The Department of Homeland Security (DHS) revealed new information this week about two asylum programs  at the U.S.-Mexico border. These programs are under scrutiny because they make it almost impossible for attorneys to speak with or meet their clients in border holding facilities. This leads to rushed life-or-death legal screenings behind closed doors.

DHS began to test the programs in El Paso, Texas in December 2019. The programs subject vulnerable individuals—including families with young children—to the fast-track asylum review processes “Prompt Asylum Claim Review”(PACR) and “Humanitarian Asylum Review Process” (HARP).

The programs, which have been challenged in federal court by the ACLU and others, have been expanded to various parts of the border as of early February 2020.

The new information came in response to a letter from U.S. Congresswoman Veronica Escobar (TX) that demanded information about these programs. Multiple members of Congress joined Rep. Escobar in her letter, including Rep. Pramila Jayapal (WA) and 27 others.

DHS refused to answer Rep. Escobar’s detailed questions, citing pending litigation. But the agency did provide general information about the operation of both programs.
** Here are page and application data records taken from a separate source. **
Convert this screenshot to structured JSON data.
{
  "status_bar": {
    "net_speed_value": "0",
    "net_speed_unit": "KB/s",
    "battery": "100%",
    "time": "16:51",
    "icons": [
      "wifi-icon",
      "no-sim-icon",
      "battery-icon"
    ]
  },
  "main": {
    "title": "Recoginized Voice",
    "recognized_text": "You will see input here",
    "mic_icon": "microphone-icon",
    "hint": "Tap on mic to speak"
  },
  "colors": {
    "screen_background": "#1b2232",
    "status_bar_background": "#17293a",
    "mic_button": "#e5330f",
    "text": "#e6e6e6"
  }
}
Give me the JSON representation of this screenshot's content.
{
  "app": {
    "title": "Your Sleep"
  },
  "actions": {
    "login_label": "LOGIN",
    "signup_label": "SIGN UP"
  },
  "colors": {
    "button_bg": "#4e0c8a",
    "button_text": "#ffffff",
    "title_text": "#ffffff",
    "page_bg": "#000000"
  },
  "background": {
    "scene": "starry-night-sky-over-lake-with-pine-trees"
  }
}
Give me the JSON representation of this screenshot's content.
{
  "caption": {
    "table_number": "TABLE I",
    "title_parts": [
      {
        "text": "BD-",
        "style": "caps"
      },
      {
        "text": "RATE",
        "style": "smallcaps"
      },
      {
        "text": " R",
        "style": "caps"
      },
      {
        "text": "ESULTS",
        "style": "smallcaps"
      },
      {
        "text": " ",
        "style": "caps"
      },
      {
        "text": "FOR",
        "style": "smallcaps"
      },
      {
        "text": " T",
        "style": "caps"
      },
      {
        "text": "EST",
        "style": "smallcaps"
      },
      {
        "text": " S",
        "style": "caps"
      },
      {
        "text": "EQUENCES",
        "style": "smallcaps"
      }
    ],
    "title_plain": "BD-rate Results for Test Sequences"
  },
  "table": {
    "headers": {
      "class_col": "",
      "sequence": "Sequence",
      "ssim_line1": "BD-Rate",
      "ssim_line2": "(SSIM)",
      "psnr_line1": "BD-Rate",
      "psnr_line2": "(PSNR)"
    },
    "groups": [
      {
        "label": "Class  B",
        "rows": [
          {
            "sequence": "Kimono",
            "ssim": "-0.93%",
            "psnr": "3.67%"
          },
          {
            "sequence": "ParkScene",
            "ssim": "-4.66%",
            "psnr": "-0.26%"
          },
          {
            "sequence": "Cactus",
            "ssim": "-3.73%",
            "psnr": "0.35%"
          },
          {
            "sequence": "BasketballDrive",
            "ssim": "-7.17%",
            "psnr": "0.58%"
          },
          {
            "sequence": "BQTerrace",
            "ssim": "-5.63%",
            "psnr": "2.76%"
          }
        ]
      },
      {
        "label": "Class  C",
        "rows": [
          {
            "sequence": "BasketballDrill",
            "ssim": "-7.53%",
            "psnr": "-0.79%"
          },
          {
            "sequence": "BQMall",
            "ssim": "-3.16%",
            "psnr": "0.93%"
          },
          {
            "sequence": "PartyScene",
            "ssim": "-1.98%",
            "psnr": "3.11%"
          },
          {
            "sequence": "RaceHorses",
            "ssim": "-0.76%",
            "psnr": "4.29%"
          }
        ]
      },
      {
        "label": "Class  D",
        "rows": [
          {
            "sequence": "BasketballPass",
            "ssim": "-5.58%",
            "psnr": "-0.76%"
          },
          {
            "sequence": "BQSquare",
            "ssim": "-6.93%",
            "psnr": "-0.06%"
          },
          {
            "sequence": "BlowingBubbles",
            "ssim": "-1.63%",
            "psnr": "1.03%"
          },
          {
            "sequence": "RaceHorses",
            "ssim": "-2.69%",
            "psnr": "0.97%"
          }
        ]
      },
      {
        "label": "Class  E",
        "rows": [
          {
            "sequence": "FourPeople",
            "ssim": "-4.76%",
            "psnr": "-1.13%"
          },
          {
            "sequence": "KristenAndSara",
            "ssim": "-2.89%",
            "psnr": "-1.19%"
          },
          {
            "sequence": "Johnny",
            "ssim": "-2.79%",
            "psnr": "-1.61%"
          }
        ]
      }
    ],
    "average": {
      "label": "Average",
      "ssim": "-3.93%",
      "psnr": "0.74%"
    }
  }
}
DHS has not previously revealed this information:

  • PACR applies to single adults and families from the Northern Triangle of Central America—and anywhere else—who are subject to the asylum transit ban.
  • DHS reports that HARP applies only to Mexican families (not single adults).

These single adults and families are held by U.S. Customs and Border Protection (CBP) in holding facilities at the border. Attorneys are categorically barred from entering CBP facilities to meet with their clients in person and are unable to use other methods like phones or video teleconferencing. This means that attorneys are unable to meet  with their clients or review physical evidence.

CBP facilities are not designed to hold individuals for long periods of time or sensitive populations including pregnant women, the sick and elderly, and young children. Volumes of evidence demonstrate substandard conditions in CBP facilities. Last year, multiple children died in CBP holding cells.

According to DHS, after non-citizens are provided with information about the asylum screening process, they are then “provided a list of free or low-cost legal services to which they can contact for legal assistance.”

Those subject to the PACR and HARP programs are also supposed to be given 24 hours with “access to a private setting” to call anyone of their choosing before the credible fear interview, the first step in the asylum process.

However, reports from the field suggest that because of the fast pace of interviews, people may be unable to access legal counsel in time. Attorneys have reported that non-citizens placed in these programs may only be afforded one phone call.

Some people use their one call to contact desperate family members anxious to know their whereabouts. This in effect waives their right to call an attorney and benefit from legal counsel before their credible fear interview.

Usually, individuals who have recently crossed the southern border and are seeking humanitarian relief get sent to a detention facility run by U.S. Immigration and Customs Enforcement (ICE). People typically have better access to phones in ICE detention centers and can meet with their attorneys in person.

People seeking asylum must have a meaningful opportunity to access an attorney before being forced to undergo a screening interview that may carry life-or-death consequences. Because the PACR and HARP programs make this impossible, they must be immediately halted.